## What needs to be done
Check every line of the entries that follow, and copy the ones containing "title".

## The data
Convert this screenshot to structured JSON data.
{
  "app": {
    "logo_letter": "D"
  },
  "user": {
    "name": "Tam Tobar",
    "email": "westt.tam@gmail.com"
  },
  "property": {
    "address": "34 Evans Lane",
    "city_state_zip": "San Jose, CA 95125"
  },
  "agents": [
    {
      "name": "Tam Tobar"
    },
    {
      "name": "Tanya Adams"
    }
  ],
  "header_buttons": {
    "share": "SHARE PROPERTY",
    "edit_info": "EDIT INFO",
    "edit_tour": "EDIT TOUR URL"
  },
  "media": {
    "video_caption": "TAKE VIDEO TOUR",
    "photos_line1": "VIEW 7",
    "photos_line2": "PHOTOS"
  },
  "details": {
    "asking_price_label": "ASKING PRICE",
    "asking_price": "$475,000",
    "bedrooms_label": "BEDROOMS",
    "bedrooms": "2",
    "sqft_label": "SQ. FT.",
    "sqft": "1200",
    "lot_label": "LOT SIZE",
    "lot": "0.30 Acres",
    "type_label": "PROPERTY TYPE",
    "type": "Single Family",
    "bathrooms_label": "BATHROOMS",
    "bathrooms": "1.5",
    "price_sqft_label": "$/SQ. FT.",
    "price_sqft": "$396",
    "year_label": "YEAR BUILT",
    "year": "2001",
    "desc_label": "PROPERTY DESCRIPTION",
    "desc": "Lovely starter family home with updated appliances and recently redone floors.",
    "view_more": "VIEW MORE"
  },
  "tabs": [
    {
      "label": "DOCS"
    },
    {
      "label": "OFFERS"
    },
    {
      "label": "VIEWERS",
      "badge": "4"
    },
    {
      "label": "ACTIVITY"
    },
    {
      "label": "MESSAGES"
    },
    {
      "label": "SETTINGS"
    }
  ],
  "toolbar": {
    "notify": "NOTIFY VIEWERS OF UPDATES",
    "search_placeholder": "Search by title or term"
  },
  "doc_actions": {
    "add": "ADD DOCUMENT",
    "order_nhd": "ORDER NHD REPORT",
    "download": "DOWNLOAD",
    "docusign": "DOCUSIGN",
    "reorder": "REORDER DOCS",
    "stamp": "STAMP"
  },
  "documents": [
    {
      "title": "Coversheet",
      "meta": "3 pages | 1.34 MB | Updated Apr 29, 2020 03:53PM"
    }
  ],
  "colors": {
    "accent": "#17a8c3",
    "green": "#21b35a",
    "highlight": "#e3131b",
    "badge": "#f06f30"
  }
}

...

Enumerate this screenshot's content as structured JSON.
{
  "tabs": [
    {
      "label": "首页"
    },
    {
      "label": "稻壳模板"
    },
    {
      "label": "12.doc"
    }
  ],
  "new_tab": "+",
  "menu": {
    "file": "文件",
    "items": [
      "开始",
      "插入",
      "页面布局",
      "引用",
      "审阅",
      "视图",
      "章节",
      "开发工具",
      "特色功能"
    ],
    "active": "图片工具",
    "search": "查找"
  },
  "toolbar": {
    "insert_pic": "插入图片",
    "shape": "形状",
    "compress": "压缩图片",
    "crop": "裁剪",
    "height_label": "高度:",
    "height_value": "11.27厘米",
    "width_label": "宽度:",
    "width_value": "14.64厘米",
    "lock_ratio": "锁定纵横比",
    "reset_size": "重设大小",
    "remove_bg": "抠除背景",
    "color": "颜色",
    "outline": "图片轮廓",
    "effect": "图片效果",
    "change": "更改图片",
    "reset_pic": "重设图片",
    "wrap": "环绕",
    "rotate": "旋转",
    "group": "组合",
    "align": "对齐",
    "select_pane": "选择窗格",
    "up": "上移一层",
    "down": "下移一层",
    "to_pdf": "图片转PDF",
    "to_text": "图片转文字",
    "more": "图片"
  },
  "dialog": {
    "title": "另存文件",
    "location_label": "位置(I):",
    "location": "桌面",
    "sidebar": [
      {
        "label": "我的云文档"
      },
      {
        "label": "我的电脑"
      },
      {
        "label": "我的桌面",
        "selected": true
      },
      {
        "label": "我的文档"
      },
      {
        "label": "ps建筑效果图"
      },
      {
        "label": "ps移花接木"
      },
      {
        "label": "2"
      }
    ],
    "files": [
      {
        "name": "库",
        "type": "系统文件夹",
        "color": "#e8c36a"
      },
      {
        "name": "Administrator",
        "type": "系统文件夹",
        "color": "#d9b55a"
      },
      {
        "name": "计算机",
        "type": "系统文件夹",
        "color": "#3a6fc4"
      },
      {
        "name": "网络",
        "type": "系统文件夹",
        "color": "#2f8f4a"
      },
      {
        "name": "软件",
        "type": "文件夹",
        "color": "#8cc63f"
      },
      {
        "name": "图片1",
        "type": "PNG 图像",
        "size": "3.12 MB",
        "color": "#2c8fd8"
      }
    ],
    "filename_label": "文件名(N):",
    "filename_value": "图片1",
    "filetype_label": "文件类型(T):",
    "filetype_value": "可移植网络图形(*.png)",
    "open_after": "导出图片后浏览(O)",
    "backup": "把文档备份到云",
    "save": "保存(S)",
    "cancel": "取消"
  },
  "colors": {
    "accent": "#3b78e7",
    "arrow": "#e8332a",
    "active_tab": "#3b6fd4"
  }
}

## Response
    "search_placeholder": "Search by title or term"
      "title": "Coversheet",
    "title": "另存文件",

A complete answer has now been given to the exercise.